Dataset extract >>
::::::

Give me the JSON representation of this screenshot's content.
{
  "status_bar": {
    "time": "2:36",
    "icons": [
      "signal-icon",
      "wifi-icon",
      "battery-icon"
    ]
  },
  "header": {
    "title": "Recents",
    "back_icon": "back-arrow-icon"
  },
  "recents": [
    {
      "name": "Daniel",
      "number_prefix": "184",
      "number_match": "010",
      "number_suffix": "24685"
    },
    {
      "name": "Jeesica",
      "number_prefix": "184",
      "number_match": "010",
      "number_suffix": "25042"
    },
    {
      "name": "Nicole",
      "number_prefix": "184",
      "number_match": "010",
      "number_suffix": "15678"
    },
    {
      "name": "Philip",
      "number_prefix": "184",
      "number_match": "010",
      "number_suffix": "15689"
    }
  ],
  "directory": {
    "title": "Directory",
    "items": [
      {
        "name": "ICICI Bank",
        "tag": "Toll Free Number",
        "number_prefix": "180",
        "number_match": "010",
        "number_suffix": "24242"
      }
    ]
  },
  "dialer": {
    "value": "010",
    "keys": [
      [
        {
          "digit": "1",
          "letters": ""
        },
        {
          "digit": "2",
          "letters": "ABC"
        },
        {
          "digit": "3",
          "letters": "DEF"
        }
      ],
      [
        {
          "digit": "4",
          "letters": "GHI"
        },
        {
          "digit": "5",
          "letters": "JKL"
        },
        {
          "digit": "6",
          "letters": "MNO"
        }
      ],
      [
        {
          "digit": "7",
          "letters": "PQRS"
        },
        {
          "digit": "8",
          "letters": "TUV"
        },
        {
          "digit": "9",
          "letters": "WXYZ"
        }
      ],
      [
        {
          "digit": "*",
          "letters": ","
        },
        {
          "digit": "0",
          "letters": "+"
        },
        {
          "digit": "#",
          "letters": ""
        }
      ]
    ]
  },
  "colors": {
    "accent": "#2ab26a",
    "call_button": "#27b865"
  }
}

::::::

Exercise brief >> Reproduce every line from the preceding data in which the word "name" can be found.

Completed task >>
      "name": "Daniel",
      "name": "Jeesica",
      "name": "Nicole",
      "name": "Philip",
        "name": "ICICI Bank",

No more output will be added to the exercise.